Press Release: Kaiser mental health patients to rally in Oakland demanding better care

April 15th, 2019

Is Kaiser Permanente in denial over its mental health crisis?

Mental health patients to gather outside Oakland headquarters after CEO Bernard Tyson ignored their meeting request

WHAT: Gathering of patients who were unable to get timely mental health care from Kaiser, including one couple whose teenage daughter died by suicide.

WHEN: Noon to 1 p.m. Wednesday, April 17

WHERE: Outside Kaiser Headquarters, Ordway Building, 1 Kaiser Plaza, Oakland

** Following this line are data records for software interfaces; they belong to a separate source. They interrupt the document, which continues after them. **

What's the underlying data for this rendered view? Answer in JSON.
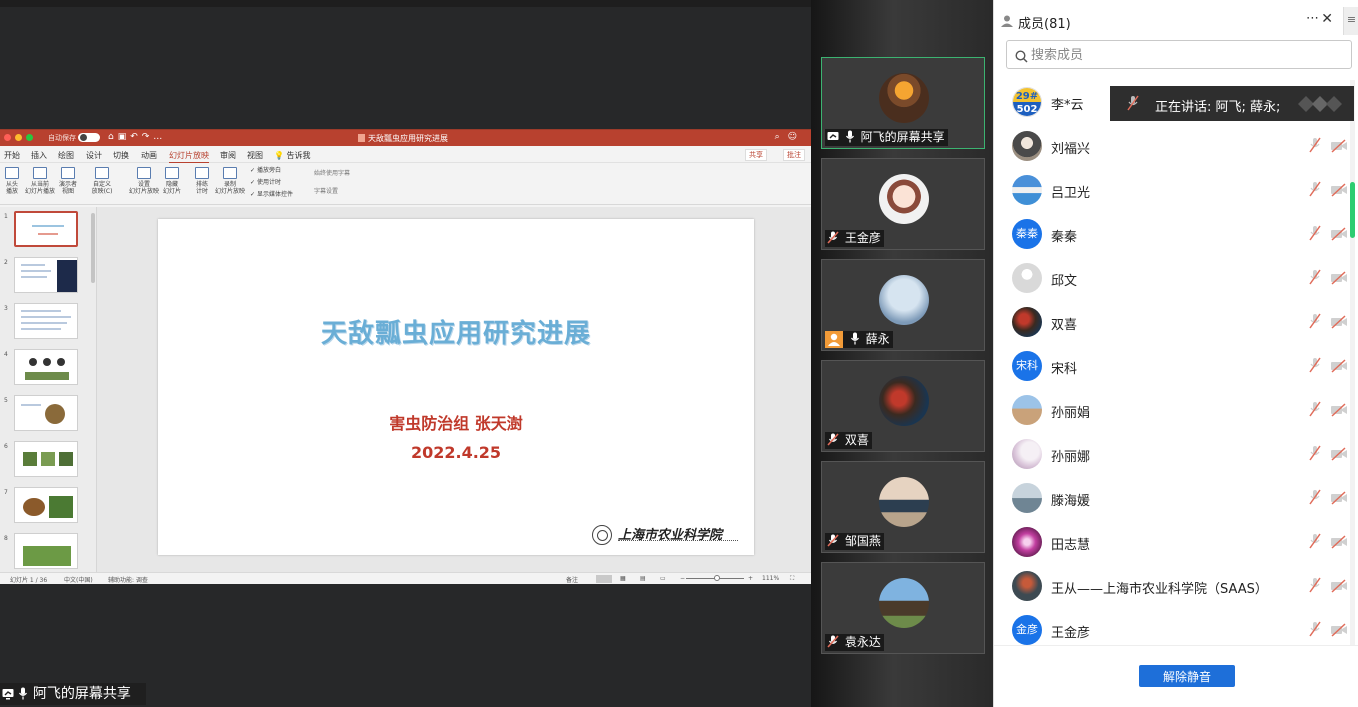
{
  "ppt": {
    "autosave": "自动保存",
    "doc_title": "天敌瓢虫应用研究进展",
    "tabs": [
      "开始",
      "插入",
      "绘图",
      "设计",
      "切换",
      "动画",
      "幻灯片放映",
      "审阅",
      "视图",
      "告诉我"
    ],
    "active_tab": "幻灯片放映",
    "share_btn": "共享",
    "comment_btn": "批注",
    "ribbon": {
      "from_start": "从头\n播放",
      "from_current": "从当前\n幻灯片播放",
      "presenter": "演示者\n视图",
      "custom": "自定义\n放映(C)",
      "setup": "设置\n幻灯片放映",
      "hide": "隐藏\n幻灯片",
      "rehearse": "排练\n计时",
      "record": "录制\n幻灯片放映",
      "check_1": "播放旁白",
      "check_2": "使用计时",
      "check_3": "显示媒体控件",
      "subtitle": "始终使用字幕",
      "subtitle_settings": "字幕设置"
    },
    "thumb_numbers": [
      "1",
      "2",
      "3",
      "4",
      "5",
      "6",
      "7",
      "8"
    ],
    "slide": {
      "title": "天敌瓢虫应用研究进展",
      "subtitle": "害虫防治组 张天澍",
      "date": "2022.4.25",
      "logo_text": "上海市农业科学院"
    },
    "status": {
      "slide_count": "幻灯片 1 / 36",
      "language": "中文(中国)",
      "accessibility": "辅助功能: 调查",
      "notes": "备注",
      "zoom": "111%"
    }
  },
  "share_label": "阿飞的屏幕共享",
  "video_tiles": [
    {
      "name": "阿飞的屏幕共享",
      "active": true
    },
    {
      "name": "王金彦",
      "active": false
    },
    {
      "name": "薛永",
      "active": false
    },
    {
      "name": "双喜",
      "active": false
    },
    {
      "name": "邹国燕",
      "active": false
    },
    {
      "name": "袁永达",
      "active": false
    }
  ],
  "panel": {
    "title": "成员(81)",
    "search_placeholder": "搜索成员",
    "speaking": "正在讲话: 阿飞; 薛永;",
    "unmute": "解除静音",
    "members": [
      {
        "name": "李*云",
        "avatar": "29#502",
        "color": "#1d5fbf"
      },
      {
        "name": "刘福兴",
        "avatar": "",
        "color": "#4a4a4a"
      },
      {
        "name": "吕卫光",
        "avatar": "",
        "color": "#3f8fd6"
      },
      {
        "name": "秦秦",
        "avatar": "秦秦",
        "color": "#1a73e8"
      },
      {
        "name": "邱文",
        "avatar": "",
        "color": "#cfcfcf"
      },
      {
        "name": "双喜",
        "avatar": "",
        "color": "#8a2a22"
      },
      {
        "name": "宋科",
        "avatar": "宋科",
        "color": "#1a73e8"
      },
      {
        "name": "孙丽娟",
        "avatar": "",
        "color": "#c9a27a"
      },
      {
        "name": "孙丽娜",
        "avatar": "",
        "color": "#e6d9e8"
      },
      {
        "name": "滕海媛",
        "avatar": "",
        "color": "#8fa3b0"
      },
      {
        "name": "田志慧",
        "avatar": "",
        "color": "#c23fa0"
      },
      {
        "name": "王从——上海市农业科学院（SAAS）",
        "avatar": "",
        "color": "#3d4a52"
      },
      {
        "name": "王金彦",
        "avatar": "金彦",
        "color": "#1a73e8"
      }
    ]
  },
  "colors": {
    "ppt_accent": "#b8412f",
    "slide_title": "#6aaed6",
    "slide_red": "#c0392b",
    "active_tile": "#3cb371",
    "primary_button": "#1e6fd9",
    "mute_icon": "#e06c5a"
  },
  "icons": {
    "mic": "microphone-icon",
    "mic_muted": "microphone-muted-icon",
    "cam_off": "camera-off-icon",
    "screen": "screen-share-icon",
    "search": "search-icon",
    "user": "user-icon"
  }
}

OAKLAND —  When several Kaiser patients requested an audience with CEO Bernard Tyson to discuss their families’ struggles to receive mental health care, they got the cold shoulder. Now these patients, who include the families of Kaiser suicide victims, plan to gather outside Kaiser headquarters Wednesday to share their stories and once again demand a face-to-face meeting with Tyson. They want to help him understand how Kaiser failed them and their families and what must be done fix Kaiser’s notorious mental health program. Tyson has ignored their initial letter from two weeks ago, requesting a response by April 15.

“Kaiser does not treat mental illness with urgency,” said Seong Brown, a Santa Rosa architect whose teenage daughter Elizabeth Brown died by suicide after struggling to get the care she needed. “We were told her next therapy appointment wouldn’t be for six-to-seven weeks. Can you imagine a cancer or diabetes patient being told that?”

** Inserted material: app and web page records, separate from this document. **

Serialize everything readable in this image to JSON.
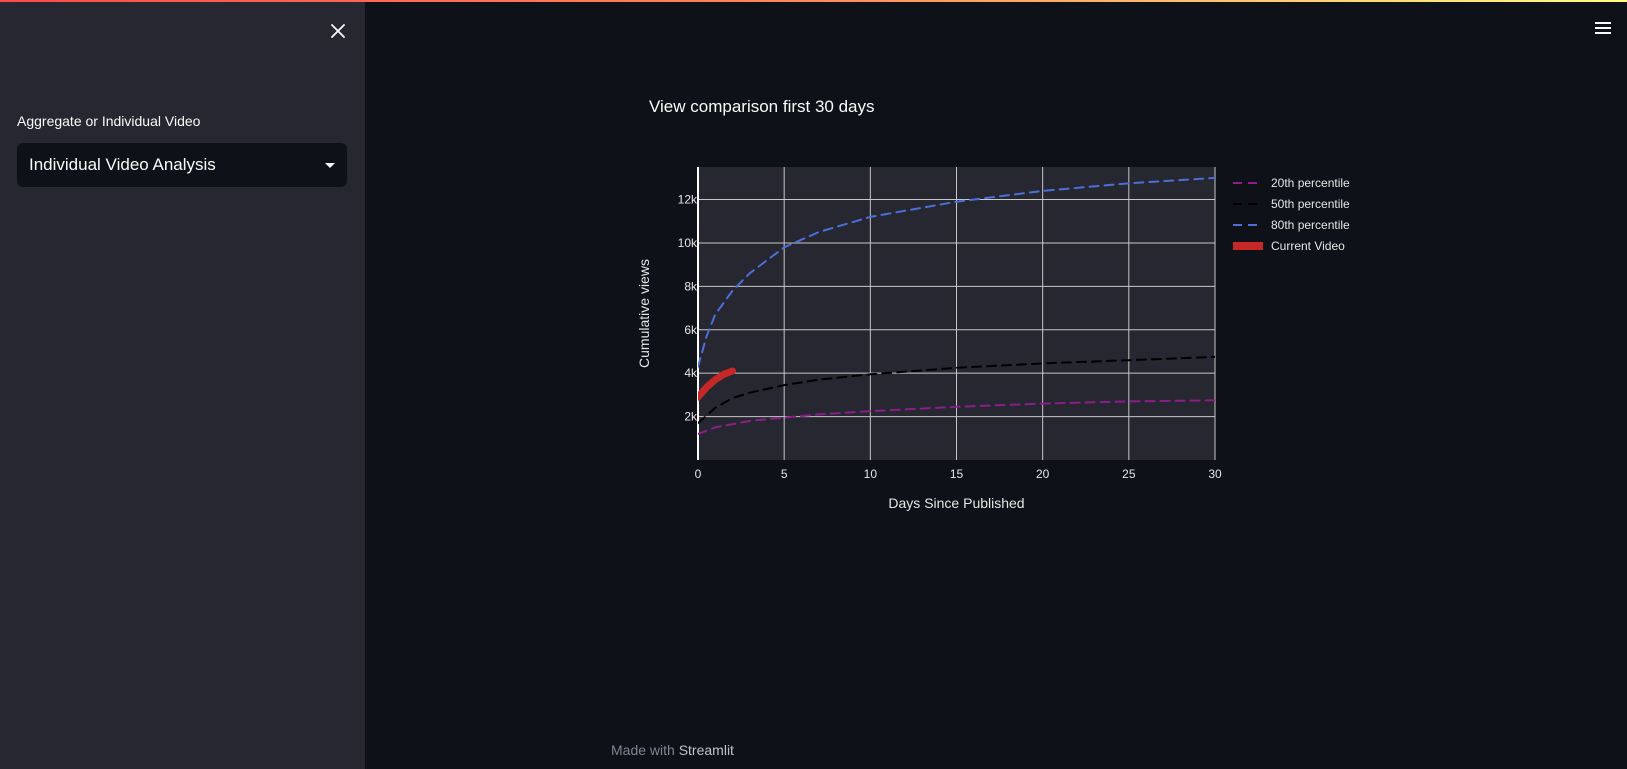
{
  "sidebar": {
    "label": "Aggregate or Individual Video",
    "select_value": "Individual Video Analysis"
  },
  "chart_title": "View comparison first 30 days",
  "footer": {
    "prefix": "Made with",
    "brand": "Streamlit"
  },
  "icons": {
    "close": "close-icon",
    "menu": "hamburger-menu-icon"
  },
  "colors": {
    "accent_gradient": [
      "#ff4b4b",
      "#fffd80"
    ],
    "background": "#0e1117",
    "sidebar": "#262730",
    "plot_bg": "#262730"
  },
  "chart_data": {
    "type": "line",
    "xlabel": "Days Since Published",
    "ylabel": "Cumulative views",
    "xlim": [
      0,
      30
    ],
    "ylim": [
      0,
      13500
    ],
    "x_ticks": [
      0,
      5,
      10,
      15,
      20,
      25,
      30
    ],
    "y_ticks": [
      2000,
      4000,
      6000,
      8000,
      10000,
      12000
    ],
    "y_tick_labels": [
      "2k",
      "4k",
      "6k",
      "8k",
      "10k",
      "12k"
    ],
    "grid": true,
    "legend_position": "right",
    "series": [
      {
        "name": "20th percentile",
        "color": "#8b1e8b",
        "dash": "dash",
        "x": [
          0,
          1,
          2,
          3,
          5,
          7,
          10,
          15,
          20,
          25,
          30
        ],
        "y": [
          1200,
          1500,
          1650,
          1800,
          1950,
          2100,
          2250,
          2450,
          2600,
          2700,
          2750
        ]
      },
      {
        "name": "50th percentile",
        "color": "#000000",
        "dash": "dash",
        "x": [
          0,
          1,
          2,
          3,
          5,
          7,
          10,
          15,
          20,
          25,
          30
        ],
        "y": [
          1700,
          2400,
          2850,
          3100,
          3450,
          3700,
          3950,
          4250,
          4450,
          4600,
          4750
        ]
      },
      {
        "name": "80th percentile",
        "color": "#4a6fd8",
        "dash": "dash",
        "x": [
          0,
          0.5,
          1,
          2,
          3,
          5,
          7,
          10,
          15,
          20,
          25,
          30
        ],
        "y": [
          4300,
          5700,
          6700,
          7800,
          8600,
          9800,
          10500,
          11200,
          11900,
          12400,
          12750,
          13000
        ]
      },
      {
        "name": "Current Video",
        "color": "#c62828",
        "dash": "solid",
        "x": [
          0,
          0.5,
          1,
          1.5,
          2
        ],
        "y": [
          2900,
          3350,
          3700,
          3950,
          4100
        ]
      }
    ]
  }
}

Kaiser remains under state-ordered outside monitoring of its mental health services after failing three consecutive surveys conducted by California’s Department of Managed Health Care. Chronic understaffing has resulted in patients typically being forced to wait up to two months for therapy appointments, although wait times at some clinics now exceed three months. In December, Kaiser’s nearly 4,000 mental health clinicians held a five-day strike to demand better access to care, but Kaiser executives have rebuffed their proposals.

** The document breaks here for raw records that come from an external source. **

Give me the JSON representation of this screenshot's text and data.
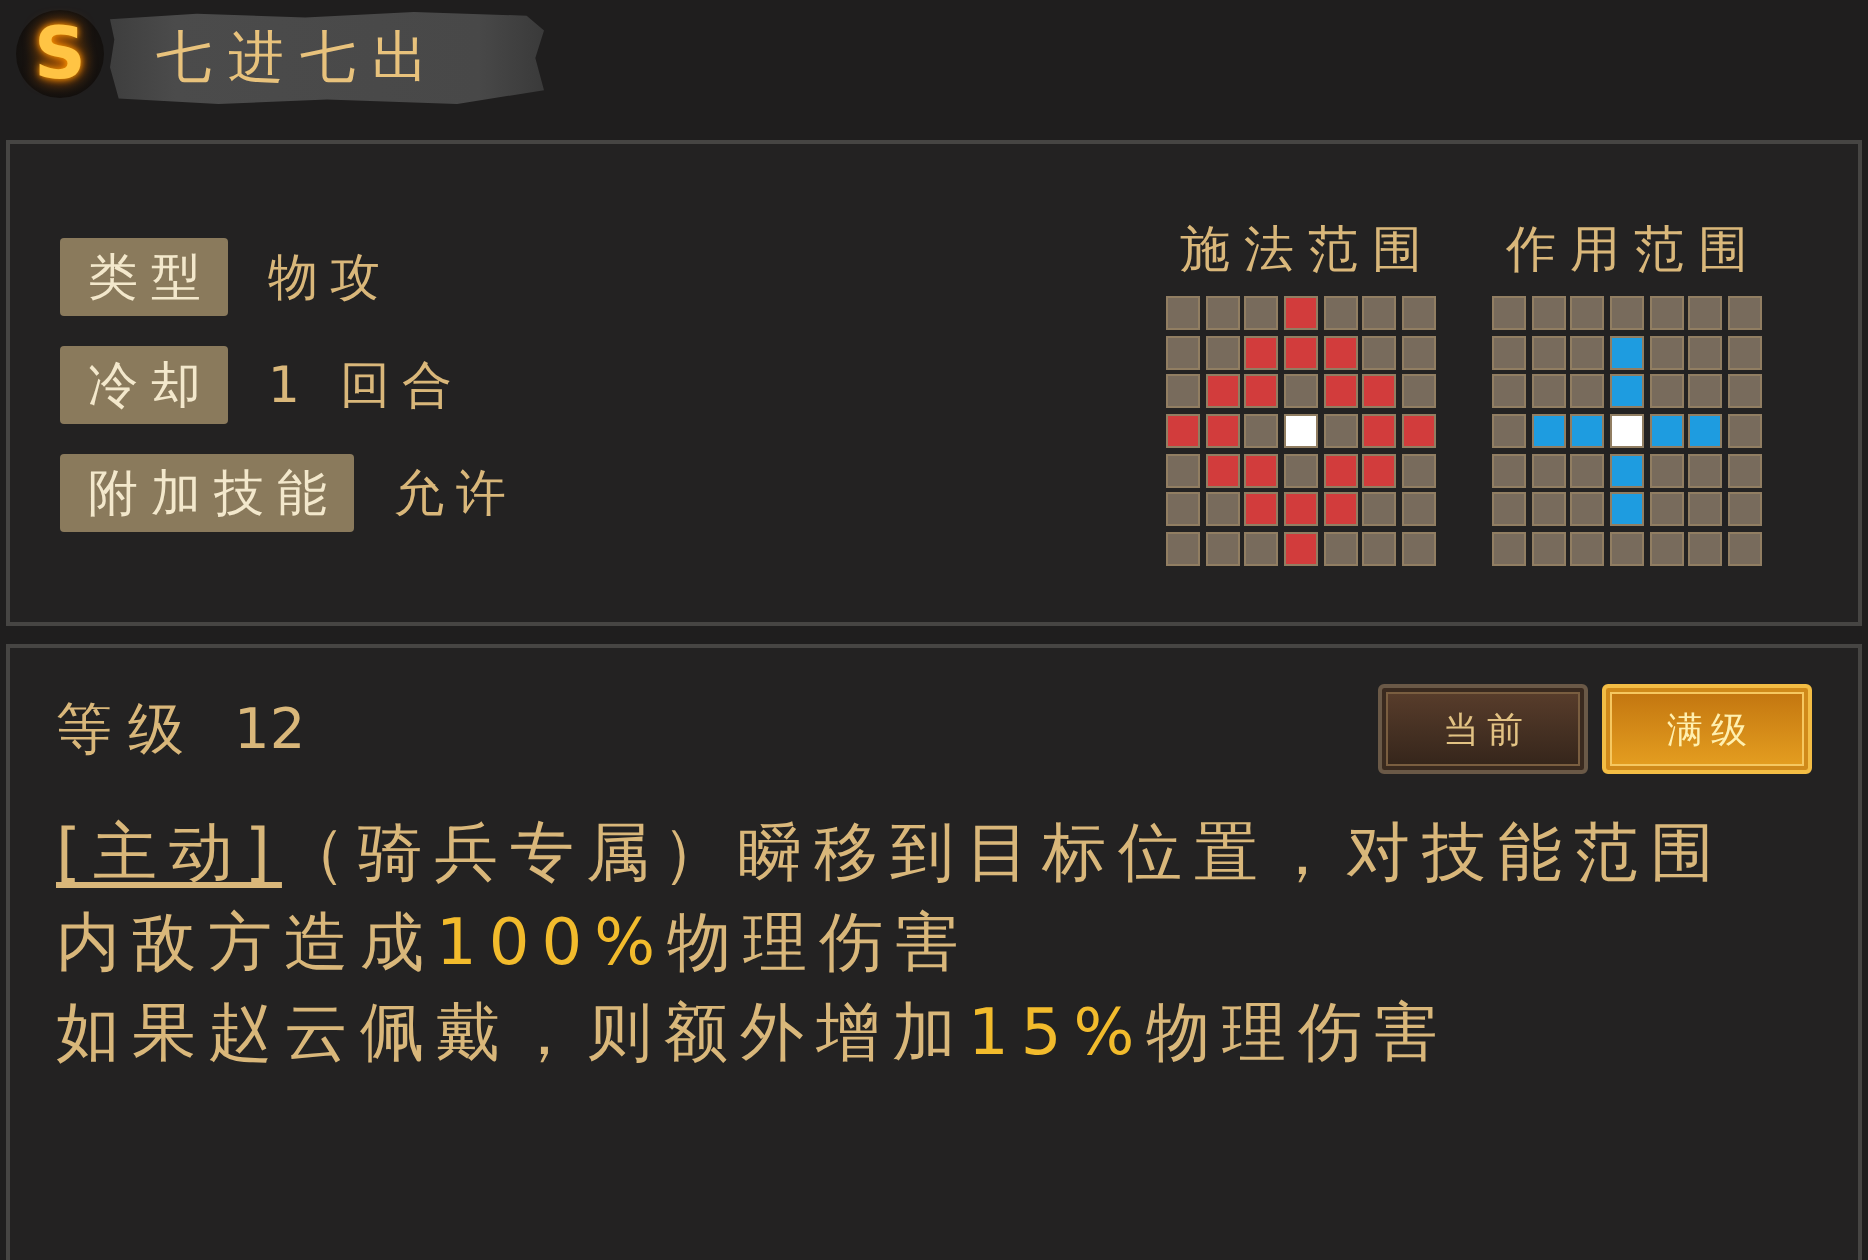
{
  "header": {
    "badge": "S",
    "title": "七进七出"
  },
  "info": [
    {
      "label": "类型",
      "value": "物攻"
    },
    {
      "label": "冷却",
      "value": "1 回合"
    },
    {
      "label": "附加技能",
      "value": "允许"
    }
  ],
  "ranges": [
    {
      "title": "施法范围",
      "color": "#d23c3c",
      "rows": [
        [
          {
            "kind": "empty"
          },
          {
            "kind": "empty"
          },
          {
            "kind": "empty"
          },
          {
            "kind": "area"
          },
          {
            "kind": "empty"
          },
          {
            "kind": "empty"
          },
          {
            "kind": "empty"
          }
        ],
        [
          {
            "kind": "empty"
          },
          {
            "kind": "empty"
          },
          {
            "kind": "area"
          },
          {
            "kind": "area"
          },
          {
            "kind": "area"
          },
          {
            "kind": "empty"
          },
          {
            "kind": "empty"
          }
        ],
        [
          {
            "kind": "empty"
          },
          {
            "kind": "area"
          },
          {
            "kind": "area"
          },
          {
            "kind": "empty"
          },
          {
            "kind": "area"
          },
          {
            "kind": "area"
          },
          {
            "kind": "empty"
          }
        ],
        [
          {
            "kind": "area"
          },
          {
            "kind": "area"
          },
          {
            "kind": "empty"
          },
          {
            "kind": "origin"
          },
          {
            "kind": "empty"
          },
          {
            "kind": "area"
          },
          {
            "kind": "area"
          }
        ],
        [
          {
            "kind": "empty"
          },
          {
            "kind": "area"
          },
          {
            "kind": "area"
          },
          {
            "kind": "empty"
          },
          {
            "kind": "area"
          },
          {
            "kind": "area"
          },
          {
            "kind": "empty"
          }
        ],
        [
          {
            "kind": "empty"
          },
          {
            "kind": "empty"
          },
          {
            "kind": "area"
          },
          {
            "kind": "area"
          },
          {
            "kind": "area"
          },
          {
            "kind": "empty"
          },
          {
            "kind": "empty"
          }
        ],
        [
          {
            "kind": "empty"
          },
          {
            "kind": "empty"
          },
          {
            "kind": "empty"
          },
          {
            "kind": "area"
          },
          {
            "kind": "empty"
          },
          {
            "kind": "empty"
          },
          {
            "kind": "empty"
          }
        ]
      ]
    },
    {
      "title": "作用范围",
      "color": "#1e9ce0",
      "rows": [
        [
          {
            "kind": "empty"
          },
          {
            "kind": "empty"
          },
          {
            "kind": "empty"
          },
          {
            "kind": "empty"
          },
          {
            "kind": "empty"
          },
          {
            "kind": "empty"
          },
          {
            "kind": "empty"
          }
        ],
        [
          {
            "kind": "empty"
          },
          {
            "kind": "empty"
          },
          {
            "kind": "empty"
          },
          {
            "kind": "area"
          },
          {
            "kind": "empty"
          },
          {
            "kind": "empty"
          },
          {
            "kind": "empty"
          }
        ],
        [
          {
            "kind": "empty"
          },
          {
            "kind": "empty"
          },
          {
            "kind": "empty"
          },
          {
            "kind": "area"
          },
          {
            "kind": "empty"
          },
          {
            "kind": "empty"
          },
          {
            "kind": "empty"
          }
        ],
        [
          {
            "kind": "empty"
          },
          {
            "kind": "area"
          },
          {
            "kind": "area"
          },
          {
            "kind": "origin"
          },
          {
            "kind": "area"
          },
          {
            "kind": "area"
          },
          {
            "kind": "empty"
          }
        ],
        [
          {
            "kind": "empty"
          },
          {
            "kind": "empty"
          },
          {
            "kind": "empty"
          },
          {
            "kind": "area"
          },
          {
            "kind": "empty"
          },
          {
            "kind": "empty"
          },
          {
            "kind": "empty"
          }
        ],
        [
          {
            "kind": "empty"
          },
          {
            "kind": "empty"
          },
          {
            "kind": "empty"
          },
          {
            "kind": "area"
          },
          {
            "kind": "empty"
          },
          {
            "kind": "empty"
          },
          {
            "kind": "empty"
          }
        ],
        [
          {
            "kind": "empty"
          },
          {
            "kind": "empty"
          },
          {
            "kind": "empty"
          },
          {
            "kind": "empty"
          },
          {
            "kind": "empty"
          },
          {
            "kind": "empty"
          },
          {
            "kind": "empty"
          }
        ]
      ]
    }
  ],
  "level": {
    "label": "等级",
    "value": "12"
  },
  "level_tabs": [
    {
      "label": "当前",
      "selected": false
    },
    {
      "label": "满级",
      "selected": true
    }
  ],
  "description": [
    {
      "tag": "[主动]",
      "text": "（骑兵专属）瞬移到目标位置，对技能范围内敌方造成**100%**物理伤害"
    },
    {
      "text": "如果赵云佩戴，则额外增加**15%**物理伤害"
    }
  ]
}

“If Bernard Tyson is serious about making Kaiser a model for mental health care, he needs to listen and understand how Kaiser failed me and other patients,” said Kevin Dickens, an Alameda man who attempted suicide after waiting more than nine weeks to see a therapist. “Kaiser needs to make mental health a top priority, so other people won’t have to suffer the pain we’ve endured.”